Release Date: March 1st, 2011
Publisher: St. Martin's Press
Source: Paperbook, Borrowed from a Friend
Buy the Book: Amazon
My rating: 5 out of 5 stars
Goodreads.com: He was a man who didn’t deserve a second chance. But he needed one…
Emily and her husband Sandy Portman seemed to live a gracious if busy life in an old-world, Upper West Side apartment in the famous Dakota building. But one night on the way to meet Emily, Sandy dies in a tragic accident. The funeral isn't even over before Emily learns she is on the verge of being evicted from their apartment. But worse than the possibility of losing her home, Emily is stunned when she discovers that her marriage was made up of lies.
Suddenly Emily is forced on a journey to find out who her husband really was . . . all the while feeling that somehow he isn't really gone. Angry, hurt, and sometimes betrayed by loving memories of the man she lost, Emily finds comfort in a scruffy dog named Einstein.
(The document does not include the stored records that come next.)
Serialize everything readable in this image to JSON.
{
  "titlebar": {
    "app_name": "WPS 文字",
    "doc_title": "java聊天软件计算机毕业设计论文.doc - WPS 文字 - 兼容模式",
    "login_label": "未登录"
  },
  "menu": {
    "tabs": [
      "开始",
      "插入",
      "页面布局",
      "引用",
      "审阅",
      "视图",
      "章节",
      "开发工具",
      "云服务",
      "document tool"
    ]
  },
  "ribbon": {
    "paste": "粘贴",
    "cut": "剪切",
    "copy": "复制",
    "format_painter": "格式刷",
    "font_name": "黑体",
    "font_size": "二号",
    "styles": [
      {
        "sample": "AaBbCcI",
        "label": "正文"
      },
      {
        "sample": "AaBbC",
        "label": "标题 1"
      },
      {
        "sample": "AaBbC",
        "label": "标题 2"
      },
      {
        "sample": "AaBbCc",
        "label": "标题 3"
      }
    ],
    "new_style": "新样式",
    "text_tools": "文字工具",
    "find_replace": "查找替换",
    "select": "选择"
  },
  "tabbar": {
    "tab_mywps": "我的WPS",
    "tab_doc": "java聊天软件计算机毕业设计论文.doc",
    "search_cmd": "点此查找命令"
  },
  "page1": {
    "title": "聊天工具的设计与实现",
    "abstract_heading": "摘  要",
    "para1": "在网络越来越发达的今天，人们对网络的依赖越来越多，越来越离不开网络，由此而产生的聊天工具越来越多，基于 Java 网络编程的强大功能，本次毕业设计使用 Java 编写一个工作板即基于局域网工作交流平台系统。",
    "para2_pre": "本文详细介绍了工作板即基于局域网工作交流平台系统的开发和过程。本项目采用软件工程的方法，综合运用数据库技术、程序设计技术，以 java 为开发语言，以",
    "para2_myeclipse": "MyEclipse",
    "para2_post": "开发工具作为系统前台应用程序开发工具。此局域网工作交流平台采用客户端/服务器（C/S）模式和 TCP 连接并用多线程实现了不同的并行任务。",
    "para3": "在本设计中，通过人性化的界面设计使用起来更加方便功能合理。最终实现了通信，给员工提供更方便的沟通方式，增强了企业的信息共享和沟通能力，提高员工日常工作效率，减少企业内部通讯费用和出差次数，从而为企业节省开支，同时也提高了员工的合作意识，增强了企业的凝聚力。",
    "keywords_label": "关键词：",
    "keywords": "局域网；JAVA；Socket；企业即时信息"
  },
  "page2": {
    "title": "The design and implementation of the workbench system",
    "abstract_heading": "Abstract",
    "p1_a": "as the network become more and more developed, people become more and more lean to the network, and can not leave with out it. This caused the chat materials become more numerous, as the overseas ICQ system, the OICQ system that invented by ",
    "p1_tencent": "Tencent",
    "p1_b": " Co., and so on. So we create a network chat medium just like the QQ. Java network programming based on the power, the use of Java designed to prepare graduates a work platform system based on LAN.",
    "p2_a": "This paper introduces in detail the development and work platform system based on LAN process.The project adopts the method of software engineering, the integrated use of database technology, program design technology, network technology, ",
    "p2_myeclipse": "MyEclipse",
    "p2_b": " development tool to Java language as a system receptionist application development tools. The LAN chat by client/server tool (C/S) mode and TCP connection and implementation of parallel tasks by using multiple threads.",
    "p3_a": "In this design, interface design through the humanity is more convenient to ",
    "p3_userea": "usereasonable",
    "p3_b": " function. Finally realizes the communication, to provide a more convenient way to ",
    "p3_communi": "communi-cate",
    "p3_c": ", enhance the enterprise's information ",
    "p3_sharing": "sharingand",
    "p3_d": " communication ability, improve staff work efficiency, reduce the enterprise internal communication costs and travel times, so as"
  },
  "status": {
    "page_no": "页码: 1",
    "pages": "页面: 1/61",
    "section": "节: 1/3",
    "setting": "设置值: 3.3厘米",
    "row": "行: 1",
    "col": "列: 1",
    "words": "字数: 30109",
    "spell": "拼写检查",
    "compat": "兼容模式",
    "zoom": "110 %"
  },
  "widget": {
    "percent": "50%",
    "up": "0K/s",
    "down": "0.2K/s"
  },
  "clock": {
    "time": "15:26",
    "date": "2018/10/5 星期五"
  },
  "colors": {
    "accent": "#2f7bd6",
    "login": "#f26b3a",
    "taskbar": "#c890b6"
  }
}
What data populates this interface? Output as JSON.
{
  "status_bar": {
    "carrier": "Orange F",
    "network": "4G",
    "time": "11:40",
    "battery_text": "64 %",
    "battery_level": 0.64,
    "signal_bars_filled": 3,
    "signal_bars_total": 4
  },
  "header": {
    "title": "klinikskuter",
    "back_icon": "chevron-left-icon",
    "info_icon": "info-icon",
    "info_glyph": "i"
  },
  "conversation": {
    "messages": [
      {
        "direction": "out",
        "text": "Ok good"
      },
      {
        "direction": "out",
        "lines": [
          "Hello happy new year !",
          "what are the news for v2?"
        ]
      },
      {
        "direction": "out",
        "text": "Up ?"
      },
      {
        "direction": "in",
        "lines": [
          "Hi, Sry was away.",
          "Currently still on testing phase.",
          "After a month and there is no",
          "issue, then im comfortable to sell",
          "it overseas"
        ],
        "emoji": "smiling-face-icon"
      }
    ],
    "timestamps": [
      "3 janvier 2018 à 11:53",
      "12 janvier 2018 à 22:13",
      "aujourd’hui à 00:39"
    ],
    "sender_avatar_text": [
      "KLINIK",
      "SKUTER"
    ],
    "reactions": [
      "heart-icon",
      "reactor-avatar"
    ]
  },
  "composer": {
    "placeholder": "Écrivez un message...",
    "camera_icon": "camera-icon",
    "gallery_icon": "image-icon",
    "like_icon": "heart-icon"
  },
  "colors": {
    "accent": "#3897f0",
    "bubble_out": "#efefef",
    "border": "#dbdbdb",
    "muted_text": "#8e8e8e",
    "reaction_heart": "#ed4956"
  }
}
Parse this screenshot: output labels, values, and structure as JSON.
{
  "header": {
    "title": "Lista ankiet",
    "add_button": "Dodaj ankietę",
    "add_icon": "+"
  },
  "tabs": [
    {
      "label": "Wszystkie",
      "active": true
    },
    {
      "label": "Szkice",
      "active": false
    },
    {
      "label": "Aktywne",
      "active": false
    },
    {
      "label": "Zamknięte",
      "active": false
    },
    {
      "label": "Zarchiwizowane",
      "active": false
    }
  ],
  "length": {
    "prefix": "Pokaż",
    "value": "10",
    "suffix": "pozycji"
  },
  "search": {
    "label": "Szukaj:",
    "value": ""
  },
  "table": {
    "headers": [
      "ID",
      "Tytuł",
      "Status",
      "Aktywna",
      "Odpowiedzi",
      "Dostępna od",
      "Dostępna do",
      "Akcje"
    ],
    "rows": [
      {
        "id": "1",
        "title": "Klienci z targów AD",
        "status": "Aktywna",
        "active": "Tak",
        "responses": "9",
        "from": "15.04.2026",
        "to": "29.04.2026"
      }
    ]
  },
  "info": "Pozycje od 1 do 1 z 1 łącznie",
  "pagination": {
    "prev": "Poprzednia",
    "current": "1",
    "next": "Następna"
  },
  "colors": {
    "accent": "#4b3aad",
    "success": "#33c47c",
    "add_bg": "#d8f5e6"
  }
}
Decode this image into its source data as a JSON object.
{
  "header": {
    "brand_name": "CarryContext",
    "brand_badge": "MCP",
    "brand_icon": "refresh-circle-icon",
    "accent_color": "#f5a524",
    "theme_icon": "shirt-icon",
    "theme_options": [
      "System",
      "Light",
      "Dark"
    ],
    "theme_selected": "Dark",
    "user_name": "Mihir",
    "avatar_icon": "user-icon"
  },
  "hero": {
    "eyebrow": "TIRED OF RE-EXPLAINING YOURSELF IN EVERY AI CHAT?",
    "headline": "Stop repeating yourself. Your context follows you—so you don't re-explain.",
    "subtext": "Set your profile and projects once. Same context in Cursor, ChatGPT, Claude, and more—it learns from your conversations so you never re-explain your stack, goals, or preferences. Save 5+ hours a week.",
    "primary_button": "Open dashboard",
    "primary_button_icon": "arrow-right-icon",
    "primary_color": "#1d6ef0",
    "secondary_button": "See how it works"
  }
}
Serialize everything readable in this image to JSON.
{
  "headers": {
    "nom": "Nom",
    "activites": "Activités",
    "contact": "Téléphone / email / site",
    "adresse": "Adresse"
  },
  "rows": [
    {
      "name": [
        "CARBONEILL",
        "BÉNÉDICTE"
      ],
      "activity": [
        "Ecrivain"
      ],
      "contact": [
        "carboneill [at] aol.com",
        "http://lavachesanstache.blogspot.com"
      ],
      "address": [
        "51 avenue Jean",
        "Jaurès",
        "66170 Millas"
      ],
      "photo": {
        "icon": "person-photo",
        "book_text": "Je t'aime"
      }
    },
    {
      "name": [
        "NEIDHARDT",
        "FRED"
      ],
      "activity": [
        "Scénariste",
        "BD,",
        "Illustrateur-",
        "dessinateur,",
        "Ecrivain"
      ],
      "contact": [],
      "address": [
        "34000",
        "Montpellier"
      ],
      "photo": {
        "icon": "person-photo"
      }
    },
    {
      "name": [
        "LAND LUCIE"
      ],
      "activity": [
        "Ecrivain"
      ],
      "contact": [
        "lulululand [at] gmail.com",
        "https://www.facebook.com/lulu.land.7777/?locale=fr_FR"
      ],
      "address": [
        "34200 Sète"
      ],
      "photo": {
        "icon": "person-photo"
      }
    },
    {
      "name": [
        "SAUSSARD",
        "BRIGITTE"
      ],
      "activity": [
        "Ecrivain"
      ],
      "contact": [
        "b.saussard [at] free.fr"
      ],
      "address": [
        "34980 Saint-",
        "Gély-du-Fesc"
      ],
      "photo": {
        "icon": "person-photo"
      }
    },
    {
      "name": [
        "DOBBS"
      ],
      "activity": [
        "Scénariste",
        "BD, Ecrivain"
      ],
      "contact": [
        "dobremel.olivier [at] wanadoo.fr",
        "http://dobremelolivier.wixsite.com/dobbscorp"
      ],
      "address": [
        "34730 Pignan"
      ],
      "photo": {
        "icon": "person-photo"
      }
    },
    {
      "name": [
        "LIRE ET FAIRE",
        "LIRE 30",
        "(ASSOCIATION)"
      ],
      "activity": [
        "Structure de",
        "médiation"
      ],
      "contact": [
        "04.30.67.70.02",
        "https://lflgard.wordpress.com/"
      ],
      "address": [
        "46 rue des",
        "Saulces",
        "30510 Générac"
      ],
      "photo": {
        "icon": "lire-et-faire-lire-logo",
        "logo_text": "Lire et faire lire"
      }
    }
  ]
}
But is Einstein's seemingly odd determination that she save herself enough to make Emily confront her own past? Can he help her find a future—even after she meets a new man?
Beginning this review, with so many aspects of this book on my mind, is tough, so I'm just going to attempt to start at the beginning.
Sandy Portman is on his way to tell his wife, Emily, that he wants a divorce, when he's hit and killed. He is a pompous, arrogant, disdainful, jerk of a man, and a terrible husband. In Sandy's desperate attempt to stay alive, he makes a deal with the "Old Man" to stay, but the "Old Man" requires that the deal be man on his terms. The "Old Man" places Sandy in the present as a wiry, ugly, even hideous dog. The purpose of Einstein aka Sandy is to save his wife, to make her whole again. If he succeeds, he will be great, but if he fails, he will fade away to nothing. His task becomes impossible when Emily's unruly sister moves in, Emily's job as a senior editor in sambles, Sandy's mother attempting to evict her from her home, and her new love interest Max.
Emily and Einstein/Sandy are complete opposites. Where Emily is happy and successful, Sandy was miserable, and he blamed her for his misery. Einstein/Sandy starts to realize that despite everything, Emily could make it on her own, and achieving the desires and dreams that Sandy never could.
I won't give away the ending - but let's just say I *really* loved this book. Of course, being a dog lover helps, and seeing the progression of Sandy's realizations of the things he did wrong in his life, and trying to make them right by using Einstein was just cute. I think that dogs are more human-like than people give them credit for, and I had to laugh often at the actions of Einstein. Our dog Chloe is a lot like him when she's upset with one of us or her feelings are hurt. She sulks, she sometimes does things out of spite, and she's got the funniest personality ever. Sometimes I wonder if she's a human with four legs.
Either way - if you are a dog lover, if you enjoy books with strong female leads, and if you enjoy seeing people's lives work out for the better, you'll have to read Emily and Einstein by Linda Francis Lee. For me personally, this is the first Linda Francis Lee book I've read, but I'm intrigued by her writing style. She has many other published books, so I plan to check her out.
I hope you will too!